#### WHAT YOU SHOULD DO
Copy out each line of the data that includes the string "JSON".

#### DATA PROVIDED
+++++
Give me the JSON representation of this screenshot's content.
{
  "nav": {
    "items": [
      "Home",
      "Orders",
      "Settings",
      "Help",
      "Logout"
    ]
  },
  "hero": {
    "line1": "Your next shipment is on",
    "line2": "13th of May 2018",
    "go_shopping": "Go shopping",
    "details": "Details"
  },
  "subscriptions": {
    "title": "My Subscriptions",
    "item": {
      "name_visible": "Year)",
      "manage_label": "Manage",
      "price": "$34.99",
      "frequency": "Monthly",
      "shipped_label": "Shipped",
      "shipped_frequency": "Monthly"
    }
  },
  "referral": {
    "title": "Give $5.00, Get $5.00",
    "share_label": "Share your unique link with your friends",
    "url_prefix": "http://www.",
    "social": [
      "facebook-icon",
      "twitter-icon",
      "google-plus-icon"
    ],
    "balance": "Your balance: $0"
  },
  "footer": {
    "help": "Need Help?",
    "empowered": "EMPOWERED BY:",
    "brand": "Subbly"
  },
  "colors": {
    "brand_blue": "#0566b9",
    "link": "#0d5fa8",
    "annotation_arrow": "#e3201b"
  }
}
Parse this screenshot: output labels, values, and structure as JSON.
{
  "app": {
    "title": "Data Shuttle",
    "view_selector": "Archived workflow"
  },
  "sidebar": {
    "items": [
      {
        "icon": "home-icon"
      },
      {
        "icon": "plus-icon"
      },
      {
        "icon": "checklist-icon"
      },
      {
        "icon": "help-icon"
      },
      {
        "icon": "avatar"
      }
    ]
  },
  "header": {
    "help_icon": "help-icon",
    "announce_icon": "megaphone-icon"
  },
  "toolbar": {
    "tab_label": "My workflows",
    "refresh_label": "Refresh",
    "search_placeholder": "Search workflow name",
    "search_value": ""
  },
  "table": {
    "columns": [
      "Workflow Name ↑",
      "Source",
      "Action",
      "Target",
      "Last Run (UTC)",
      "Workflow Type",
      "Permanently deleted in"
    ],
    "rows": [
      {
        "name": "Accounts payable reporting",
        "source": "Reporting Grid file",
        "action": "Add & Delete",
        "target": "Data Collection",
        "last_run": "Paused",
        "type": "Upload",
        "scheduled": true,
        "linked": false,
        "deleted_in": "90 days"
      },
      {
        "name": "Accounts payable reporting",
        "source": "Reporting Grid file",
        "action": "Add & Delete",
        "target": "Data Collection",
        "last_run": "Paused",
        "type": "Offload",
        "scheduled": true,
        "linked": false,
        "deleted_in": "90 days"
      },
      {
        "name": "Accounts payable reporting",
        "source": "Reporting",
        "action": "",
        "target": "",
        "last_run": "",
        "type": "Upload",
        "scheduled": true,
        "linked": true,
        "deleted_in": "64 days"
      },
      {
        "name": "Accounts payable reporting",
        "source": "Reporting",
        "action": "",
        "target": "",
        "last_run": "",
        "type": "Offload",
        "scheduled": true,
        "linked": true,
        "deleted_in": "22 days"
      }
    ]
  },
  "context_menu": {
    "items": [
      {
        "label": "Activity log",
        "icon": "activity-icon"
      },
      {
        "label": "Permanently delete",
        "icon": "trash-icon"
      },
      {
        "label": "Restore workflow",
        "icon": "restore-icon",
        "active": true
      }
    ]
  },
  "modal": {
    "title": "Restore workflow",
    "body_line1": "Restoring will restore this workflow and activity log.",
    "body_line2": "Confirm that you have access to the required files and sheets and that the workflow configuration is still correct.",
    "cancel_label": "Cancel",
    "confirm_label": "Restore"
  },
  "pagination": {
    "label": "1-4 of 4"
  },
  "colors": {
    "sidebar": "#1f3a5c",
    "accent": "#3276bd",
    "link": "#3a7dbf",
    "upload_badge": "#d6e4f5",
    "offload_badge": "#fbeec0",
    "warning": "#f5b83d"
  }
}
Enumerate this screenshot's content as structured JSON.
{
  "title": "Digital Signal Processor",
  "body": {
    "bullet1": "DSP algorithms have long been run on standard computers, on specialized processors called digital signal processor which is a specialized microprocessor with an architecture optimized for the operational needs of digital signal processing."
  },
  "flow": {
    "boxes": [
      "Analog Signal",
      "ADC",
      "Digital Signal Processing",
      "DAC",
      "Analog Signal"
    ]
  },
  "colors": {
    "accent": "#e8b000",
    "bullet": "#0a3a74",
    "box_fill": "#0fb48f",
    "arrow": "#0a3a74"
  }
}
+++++
#### WORKED SOLUTION
Give me the JSON representation of this screenshot's content.
Parse this screenshot: output labels, values, and structure as JSON.
Enumerate this screenshot's content as structured JSON.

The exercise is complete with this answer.